No one understood this better than Ronald Reagan. In 1985, President Reagan (the man who had played the Gipper) flipped the commemorative coin, before the kickoff of Super Bowl 19. Three years later, President Reagan laid out the White House welcome mat for the Redskins after they beat the Broncos in Super Bowl 22. Reagan understood sports and he understood that the American people love sports too. He brought sports into the White House and kept them there throughout his presidency.
It was a lesson not lost on the second President Bush, who shared his own love of sport with Americans, using it to help heal a nation still reeling from the terrorist attacks of 9/11. Just seven months later, fresh into his Afghanistan offensive, he brought the Patriots to the Oval Office, after their win in Super Bowl 36.
Yet, Obama's critics now say his turn on ESPN demonstrates misplaced priorities. Maybe there is some national notion that football is more presidential than basketball? Or maybe folks think presidents grapple every waking moment with the national crisis of the day.
I haven’t worked for Obama. But I did work for Clinton and Gore – setting up interviews very similar to the one Mr. Obama did for ESPN. A moment like that would be very brief. Everything would be prearranged. And the President asked viewers to donate to Japanese relief efforts.
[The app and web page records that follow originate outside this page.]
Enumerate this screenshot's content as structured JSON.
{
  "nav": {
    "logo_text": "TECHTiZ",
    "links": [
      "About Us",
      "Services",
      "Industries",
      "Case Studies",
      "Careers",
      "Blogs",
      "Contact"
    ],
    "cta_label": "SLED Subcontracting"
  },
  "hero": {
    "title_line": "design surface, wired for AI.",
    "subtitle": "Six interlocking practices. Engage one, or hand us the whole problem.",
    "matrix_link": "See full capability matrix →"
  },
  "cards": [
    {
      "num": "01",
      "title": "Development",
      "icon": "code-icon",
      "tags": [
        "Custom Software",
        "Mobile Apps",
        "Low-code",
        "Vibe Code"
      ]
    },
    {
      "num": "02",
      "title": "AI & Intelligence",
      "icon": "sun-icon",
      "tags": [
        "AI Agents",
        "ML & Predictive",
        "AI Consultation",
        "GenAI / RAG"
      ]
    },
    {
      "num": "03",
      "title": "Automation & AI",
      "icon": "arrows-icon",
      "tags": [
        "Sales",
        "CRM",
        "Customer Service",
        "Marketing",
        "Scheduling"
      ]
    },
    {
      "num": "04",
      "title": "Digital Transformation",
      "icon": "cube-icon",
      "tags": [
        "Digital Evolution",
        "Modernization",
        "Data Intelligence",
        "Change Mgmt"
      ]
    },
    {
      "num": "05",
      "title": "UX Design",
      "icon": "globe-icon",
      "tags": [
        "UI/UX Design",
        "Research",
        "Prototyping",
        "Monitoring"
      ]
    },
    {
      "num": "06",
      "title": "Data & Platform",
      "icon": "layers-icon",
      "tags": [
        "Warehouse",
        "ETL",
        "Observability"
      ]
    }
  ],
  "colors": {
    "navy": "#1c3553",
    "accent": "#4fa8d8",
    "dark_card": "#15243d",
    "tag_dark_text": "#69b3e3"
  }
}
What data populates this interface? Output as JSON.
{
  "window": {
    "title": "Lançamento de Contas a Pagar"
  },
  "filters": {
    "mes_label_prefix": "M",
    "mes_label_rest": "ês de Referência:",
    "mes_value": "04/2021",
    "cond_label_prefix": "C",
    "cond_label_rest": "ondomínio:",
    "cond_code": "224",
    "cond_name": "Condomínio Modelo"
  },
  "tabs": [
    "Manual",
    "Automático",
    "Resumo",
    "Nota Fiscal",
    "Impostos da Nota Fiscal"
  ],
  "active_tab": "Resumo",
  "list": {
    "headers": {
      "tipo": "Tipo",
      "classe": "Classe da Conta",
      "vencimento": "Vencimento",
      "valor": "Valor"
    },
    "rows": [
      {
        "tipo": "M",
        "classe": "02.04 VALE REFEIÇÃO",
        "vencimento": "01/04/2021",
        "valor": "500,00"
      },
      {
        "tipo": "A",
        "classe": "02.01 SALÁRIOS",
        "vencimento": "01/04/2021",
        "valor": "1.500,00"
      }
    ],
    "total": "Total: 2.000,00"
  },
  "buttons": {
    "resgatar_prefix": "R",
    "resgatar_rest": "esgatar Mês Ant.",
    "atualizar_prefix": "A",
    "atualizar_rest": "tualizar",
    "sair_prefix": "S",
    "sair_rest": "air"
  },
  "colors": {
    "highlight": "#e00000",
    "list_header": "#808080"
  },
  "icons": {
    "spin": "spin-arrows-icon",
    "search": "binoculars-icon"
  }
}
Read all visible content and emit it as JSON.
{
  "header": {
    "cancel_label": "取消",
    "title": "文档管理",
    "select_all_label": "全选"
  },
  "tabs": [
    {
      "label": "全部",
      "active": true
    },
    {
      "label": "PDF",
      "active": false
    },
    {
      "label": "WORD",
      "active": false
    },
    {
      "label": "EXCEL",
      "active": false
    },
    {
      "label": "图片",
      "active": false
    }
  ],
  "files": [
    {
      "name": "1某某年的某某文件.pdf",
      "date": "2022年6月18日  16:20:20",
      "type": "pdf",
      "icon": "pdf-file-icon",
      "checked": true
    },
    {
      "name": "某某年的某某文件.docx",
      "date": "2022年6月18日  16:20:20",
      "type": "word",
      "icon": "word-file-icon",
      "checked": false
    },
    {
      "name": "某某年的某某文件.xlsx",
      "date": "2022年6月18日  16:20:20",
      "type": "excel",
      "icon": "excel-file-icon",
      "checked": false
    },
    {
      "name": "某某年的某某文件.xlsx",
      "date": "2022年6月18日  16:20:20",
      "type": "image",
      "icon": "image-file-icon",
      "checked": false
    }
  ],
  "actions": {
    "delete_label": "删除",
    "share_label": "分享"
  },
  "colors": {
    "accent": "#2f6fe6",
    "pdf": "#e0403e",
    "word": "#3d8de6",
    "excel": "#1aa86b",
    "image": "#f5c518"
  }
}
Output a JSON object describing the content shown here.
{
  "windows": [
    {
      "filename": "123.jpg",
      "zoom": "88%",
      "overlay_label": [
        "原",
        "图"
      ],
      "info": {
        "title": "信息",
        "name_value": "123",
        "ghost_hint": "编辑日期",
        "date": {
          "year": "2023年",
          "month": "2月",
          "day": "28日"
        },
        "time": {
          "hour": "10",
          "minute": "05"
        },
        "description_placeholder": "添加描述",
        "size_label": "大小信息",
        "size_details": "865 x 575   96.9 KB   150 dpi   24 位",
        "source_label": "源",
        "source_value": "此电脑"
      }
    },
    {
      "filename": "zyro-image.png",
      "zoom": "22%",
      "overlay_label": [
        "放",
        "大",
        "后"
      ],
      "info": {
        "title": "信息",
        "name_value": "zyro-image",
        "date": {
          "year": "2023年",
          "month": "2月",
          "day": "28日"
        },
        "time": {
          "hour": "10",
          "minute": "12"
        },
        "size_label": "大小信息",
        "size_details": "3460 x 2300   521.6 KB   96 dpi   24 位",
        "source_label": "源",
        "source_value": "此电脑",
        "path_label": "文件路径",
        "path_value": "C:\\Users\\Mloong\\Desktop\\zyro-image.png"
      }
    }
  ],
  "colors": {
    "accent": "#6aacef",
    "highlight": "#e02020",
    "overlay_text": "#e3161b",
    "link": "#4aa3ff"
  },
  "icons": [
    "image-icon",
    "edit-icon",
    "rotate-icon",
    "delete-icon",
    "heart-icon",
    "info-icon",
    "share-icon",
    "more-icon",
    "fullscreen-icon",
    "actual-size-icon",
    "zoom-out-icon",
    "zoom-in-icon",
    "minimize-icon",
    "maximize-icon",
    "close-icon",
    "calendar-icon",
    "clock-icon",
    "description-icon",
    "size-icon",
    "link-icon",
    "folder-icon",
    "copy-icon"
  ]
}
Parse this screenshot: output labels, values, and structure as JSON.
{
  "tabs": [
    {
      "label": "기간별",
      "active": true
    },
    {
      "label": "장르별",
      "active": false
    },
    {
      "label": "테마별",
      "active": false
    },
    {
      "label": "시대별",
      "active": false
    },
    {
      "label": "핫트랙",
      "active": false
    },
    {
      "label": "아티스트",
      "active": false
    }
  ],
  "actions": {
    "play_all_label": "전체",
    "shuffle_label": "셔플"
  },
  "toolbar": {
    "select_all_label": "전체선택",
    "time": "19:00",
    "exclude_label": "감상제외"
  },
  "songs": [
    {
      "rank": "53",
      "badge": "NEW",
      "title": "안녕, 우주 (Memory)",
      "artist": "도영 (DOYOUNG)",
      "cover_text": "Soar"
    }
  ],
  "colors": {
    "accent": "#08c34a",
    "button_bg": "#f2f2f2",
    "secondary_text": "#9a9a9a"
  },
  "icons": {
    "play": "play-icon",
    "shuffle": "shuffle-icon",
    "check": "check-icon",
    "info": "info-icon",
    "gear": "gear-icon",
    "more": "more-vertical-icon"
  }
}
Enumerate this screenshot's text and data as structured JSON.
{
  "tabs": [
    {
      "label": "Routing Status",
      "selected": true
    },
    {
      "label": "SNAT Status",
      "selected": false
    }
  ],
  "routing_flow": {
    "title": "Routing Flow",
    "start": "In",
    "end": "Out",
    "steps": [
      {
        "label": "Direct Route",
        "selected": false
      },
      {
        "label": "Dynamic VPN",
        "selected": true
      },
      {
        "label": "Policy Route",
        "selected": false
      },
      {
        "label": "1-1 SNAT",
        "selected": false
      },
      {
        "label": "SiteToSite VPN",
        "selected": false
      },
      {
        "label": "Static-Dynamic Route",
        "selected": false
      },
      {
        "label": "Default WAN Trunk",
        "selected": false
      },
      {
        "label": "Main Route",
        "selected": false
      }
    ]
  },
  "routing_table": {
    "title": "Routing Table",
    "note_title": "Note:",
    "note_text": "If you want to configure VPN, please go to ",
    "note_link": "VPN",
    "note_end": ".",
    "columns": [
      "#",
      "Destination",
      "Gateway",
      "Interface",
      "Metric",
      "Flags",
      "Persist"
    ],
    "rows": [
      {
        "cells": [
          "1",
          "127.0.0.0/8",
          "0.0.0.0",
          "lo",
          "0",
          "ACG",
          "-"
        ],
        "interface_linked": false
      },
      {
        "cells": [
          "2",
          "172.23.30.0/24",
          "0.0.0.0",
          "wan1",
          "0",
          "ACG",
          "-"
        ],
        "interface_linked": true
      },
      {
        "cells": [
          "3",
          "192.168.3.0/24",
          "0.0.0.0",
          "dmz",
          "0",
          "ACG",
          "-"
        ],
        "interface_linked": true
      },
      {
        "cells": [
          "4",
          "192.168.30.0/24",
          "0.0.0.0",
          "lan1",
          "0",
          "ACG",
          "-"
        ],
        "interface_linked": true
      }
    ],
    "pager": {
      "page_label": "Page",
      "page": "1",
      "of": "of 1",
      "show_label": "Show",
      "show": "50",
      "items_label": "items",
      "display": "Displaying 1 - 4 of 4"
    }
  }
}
I also know from first hand observation, that presidents, vice-presidents, even their spouses, never really "punch out." Certainly, for the Commander- in-Chief, the job and its almost overwhelming responsibility goes wherever he goes, whatever he's doing.
So, even if he takes a timeout to toss the first pitch on Opening Day (which Obama did not, this year), watch with millions of other Americans on Superbowl Sunday, or partake in the madness of March -- he is still the president, with all that entails. There are crises all the time, and for every president. They are, without doubt, the focus of President Obama's attention – events in the Middle East, the economy and, as he said Friday, jobs.
So that's what I know about sports and politics. I also know that it took me all of 10 minutes to fill my Men’s and Women’s NCAA brackets. President Obama knows a whole lot more about the game than I do. I’ll bet he filled his out in less than five. I think we can give the guy five minutes of fun in an otherwise grueling workday. Any president deserves that much.